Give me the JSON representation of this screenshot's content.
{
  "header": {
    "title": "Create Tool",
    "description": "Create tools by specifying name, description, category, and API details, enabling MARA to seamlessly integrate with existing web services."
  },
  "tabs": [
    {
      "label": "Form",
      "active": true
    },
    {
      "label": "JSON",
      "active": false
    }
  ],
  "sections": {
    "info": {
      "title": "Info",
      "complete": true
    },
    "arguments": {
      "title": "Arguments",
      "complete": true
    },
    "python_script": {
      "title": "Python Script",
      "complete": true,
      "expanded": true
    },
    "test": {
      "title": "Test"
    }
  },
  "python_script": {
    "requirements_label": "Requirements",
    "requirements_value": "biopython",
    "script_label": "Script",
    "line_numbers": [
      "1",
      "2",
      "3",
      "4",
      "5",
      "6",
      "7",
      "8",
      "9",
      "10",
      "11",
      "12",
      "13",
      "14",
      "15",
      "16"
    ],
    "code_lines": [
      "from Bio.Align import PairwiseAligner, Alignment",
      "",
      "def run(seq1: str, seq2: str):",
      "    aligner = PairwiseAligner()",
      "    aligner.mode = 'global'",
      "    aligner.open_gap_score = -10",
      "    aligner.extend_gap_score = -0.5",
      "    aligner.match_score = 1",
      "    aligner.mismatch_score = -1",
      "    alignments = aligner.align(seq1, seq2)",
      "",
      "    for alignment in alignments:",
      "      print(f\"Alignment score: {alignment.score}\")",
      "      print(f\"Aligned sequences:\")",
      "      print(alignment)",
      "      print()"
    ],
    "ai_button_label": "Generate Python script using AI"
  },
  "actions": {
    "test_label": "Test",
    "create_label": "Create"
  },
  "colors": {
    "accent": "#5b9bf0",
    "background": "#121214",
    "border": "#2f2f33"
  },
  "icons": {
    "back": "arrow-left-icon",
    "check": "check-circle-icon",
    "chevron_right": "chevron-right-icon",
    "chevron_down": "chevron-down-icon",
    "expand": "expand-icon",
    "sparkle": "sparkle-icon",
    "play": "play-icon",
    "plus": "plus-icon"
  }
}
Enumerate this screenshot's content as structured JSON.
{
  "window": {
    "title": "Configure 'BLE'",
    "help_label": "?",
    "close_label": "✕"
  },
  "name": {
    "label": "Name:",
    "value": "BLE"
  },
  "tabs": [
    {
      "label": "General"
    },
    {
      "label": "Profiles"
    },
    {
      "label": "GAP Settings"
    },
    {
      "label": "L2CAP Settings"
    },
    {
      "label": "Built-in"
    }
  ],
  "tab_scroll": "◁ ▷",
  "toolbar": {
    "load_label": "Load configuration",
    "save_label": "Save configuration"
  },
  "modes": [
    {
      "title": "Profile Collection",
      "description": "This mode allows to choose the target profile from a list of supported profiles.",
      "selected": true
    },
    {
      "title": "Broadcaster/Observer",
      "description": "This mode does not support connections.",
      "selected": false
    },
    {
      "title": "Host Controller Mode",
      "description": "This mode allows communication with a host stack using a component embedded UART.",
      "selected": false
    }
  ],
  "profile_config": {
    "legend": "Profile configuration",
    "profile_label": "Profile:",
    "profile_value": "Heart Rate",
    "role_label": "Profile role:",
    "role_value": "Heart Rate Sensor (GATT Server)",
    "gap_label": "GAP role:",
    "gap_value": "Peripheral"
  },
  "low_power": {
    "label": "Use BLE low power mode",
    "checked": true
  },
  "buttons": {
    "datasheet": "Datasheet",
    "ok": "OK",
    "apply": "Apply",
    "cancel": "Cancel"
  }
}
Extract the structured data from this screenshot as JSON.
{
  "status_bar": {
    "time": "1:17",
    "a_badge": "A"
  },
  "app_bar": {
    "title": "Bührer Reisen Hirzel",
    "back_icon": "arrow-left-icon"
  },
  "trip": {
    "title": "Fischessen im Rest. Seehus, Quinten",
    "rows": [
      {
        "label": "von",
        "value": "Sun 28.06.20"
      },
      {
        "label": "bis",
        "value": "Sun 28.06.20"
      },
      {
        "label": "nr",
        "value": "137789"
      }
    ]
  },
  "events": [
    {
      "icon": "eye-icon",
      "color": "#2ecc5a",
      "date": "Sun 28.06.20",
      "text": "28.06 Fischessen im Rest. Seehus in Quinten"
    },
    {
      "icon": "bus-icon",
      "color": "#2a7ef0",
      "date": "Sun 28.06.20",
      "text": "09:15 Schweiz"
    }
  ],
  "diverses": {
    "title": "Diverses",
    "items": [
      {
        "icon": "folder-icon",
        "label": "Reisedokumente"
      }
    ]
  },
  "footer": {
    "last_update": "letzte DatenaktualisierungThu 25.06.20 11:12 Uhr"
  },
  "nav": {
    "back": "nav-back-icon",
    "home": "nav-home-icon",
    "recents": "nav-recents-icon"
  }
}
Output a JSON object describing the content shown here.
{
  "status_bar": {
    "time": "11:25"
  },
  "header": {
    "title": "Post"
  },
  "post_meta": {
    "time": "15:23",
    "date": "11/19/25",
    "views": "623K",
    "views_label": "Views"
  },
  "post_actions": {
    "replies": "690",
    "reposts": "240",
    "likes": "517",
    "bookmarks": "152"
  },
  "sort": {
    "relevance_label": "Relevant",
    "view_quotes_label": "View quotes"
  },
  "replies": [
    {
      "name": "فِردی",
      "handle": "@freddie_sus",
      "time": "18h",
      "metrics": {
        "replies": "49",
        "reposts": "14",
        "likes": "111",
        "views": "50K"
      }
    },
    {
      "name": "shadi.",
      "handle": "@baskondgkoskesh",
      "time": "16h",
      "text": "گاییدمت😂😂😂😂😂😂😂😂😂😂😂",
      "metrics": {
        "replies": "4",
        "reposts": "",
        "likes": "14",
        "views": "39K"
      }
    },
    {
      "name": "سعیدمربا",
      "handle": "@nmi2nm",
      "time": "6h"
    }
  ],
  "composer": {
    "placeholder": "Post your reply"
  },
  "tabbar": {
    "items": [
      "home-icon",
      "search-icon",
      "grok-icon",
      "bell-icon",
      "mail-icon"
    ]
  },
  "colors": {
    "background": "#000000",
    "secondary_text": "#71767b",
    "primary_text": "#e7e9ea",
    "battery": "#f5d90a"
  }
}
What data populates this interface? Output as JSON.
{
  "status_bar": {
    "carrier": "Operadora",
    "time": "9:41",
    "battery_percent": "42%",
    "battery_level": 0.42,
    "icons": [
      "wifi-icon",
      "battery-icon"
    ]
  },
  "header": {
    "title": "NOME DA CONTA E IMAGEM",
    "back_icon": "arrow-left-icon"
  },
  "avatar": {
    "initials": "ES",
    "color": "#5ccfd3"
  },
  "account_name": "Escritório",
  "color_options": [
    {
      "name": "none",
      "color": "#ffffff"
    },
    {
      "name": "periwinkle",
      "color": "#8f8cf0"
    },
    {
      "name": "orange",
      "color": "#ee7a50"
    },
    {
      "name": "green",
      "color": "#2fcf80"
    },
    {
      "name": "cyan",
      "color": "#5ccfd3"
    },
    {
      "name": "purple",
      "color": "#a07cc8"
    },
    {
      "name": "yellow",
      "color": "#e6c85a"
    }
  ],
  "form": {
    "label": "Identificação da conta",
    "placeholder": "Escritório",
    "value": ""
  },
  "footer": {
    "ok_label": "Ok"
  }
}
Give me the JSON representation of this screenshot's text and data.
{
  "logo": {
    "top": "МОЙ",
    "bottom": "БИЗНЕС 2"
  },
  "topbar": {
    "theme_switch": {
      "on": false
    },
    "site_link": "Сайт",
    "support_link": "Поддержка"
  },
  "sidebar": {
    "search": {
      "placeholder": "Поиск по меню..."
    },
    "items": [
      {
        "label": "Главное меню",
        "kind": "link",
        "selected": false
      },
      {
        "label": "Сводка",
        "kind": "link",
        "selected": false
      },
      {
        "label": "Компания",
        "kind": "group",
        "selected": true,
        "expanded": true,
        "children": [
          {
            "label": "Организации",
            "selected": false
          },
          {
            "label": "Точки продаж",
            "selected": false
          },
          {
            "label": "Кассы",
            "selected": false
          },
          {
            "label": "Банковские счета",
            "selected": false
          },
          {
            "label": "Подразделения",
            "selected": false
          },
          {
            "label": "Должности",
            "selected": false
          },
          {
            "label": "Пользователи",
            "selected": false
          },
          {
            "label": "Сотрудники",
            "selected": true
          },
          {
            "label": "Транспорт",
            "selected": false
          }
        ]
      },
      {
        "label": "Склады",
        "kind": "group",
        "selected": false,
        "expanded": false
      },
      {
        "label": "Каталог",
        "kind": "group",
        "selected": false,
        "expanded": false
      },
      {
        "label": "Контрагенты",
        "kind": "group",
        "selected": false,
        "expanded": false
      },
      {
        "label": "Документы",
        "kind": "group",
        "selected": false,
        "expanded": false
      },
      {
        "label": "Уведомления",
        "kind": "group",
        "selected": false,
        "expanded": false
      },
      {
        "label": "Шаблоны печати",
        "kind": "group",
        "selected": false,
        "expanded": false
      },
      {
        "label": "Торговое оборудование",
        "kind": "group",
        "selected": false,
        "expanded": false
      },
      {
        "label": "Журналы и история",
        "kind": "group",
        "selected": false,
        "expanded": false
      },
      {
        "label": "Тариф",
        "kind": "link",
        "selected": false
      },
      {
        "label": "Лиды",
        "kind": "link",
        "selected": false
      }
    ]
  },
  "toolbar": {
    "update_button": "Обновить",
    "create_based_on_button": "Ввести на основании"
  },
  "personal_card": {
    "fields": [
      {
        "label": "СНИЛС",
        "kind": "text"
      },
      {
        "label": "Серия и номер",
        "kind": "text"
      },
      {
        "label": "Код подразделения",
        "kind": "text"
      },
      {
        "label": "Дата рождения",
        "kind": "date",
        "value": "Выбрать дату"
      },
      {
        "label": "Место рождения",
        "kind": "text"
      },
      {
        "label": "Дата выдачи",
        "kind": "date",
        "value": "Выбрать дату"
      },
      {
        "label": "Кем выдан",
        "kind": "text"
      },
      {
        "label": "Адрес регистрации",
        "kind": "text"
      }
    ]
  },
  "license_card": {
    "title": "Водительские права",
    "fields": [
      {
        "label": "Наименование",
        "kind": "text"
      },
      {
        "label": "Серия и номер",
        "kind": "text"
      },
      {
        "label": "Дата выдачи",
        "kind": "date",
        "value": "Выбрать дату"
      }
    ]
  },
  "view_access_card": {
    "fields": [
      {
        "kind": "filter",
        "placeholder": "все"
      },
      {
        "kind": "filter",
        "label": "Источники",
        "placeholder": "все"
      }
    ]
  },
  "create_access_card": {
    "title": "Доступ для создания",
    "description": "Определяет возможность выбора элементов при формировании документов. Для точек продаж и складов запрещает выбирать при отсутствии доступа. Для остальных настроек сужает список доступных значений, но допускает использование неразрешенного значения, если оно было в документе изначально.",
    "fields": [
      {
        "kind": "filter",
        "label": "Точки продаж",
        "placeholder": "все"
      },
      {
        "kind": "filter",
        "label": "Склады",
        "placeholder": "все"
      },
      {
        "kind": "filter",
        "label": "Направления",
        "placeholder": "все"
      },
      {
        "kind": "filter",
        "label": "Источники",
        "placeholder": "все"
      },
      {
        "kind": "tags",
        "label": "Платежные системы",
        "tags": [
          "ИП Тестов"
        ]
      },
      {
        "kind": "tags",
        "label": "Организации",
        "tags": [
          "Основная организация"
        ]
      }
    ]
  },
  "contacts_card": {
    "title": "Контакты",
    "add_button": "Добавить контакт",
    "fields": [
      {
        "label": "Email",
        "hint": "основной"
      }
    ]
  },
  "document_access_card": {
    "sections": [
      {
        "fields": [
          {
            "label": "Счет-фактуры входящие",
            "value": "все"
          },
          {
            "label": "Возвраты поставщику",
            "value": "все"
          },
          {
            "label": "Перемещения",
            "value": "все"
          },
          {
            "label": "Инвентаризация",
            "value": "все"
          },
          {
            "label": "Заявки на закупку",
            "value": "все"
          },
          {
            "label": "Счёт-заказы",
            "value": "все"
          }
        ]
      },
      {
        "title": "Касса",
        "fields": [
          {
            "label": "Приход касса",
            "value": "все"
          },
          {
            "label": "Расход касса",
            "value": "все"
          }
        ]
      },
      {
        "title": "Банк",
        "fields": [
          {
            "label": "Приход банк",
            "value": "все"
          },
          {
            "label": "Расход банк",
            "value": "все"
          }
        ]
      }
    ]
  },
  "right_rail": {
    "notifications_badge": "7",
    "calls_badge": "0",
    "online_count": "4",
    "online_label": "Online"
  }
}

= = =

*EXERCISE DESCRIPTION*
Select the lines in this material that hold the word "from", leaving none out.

*RESPONSE AREA*
      "from Bio.Align import PairwiseAligner, Alignment",
      "description": "This mode allows to choose the target profile from a list of supported profiles.",
Extract the structured data from this screenshot as JSON.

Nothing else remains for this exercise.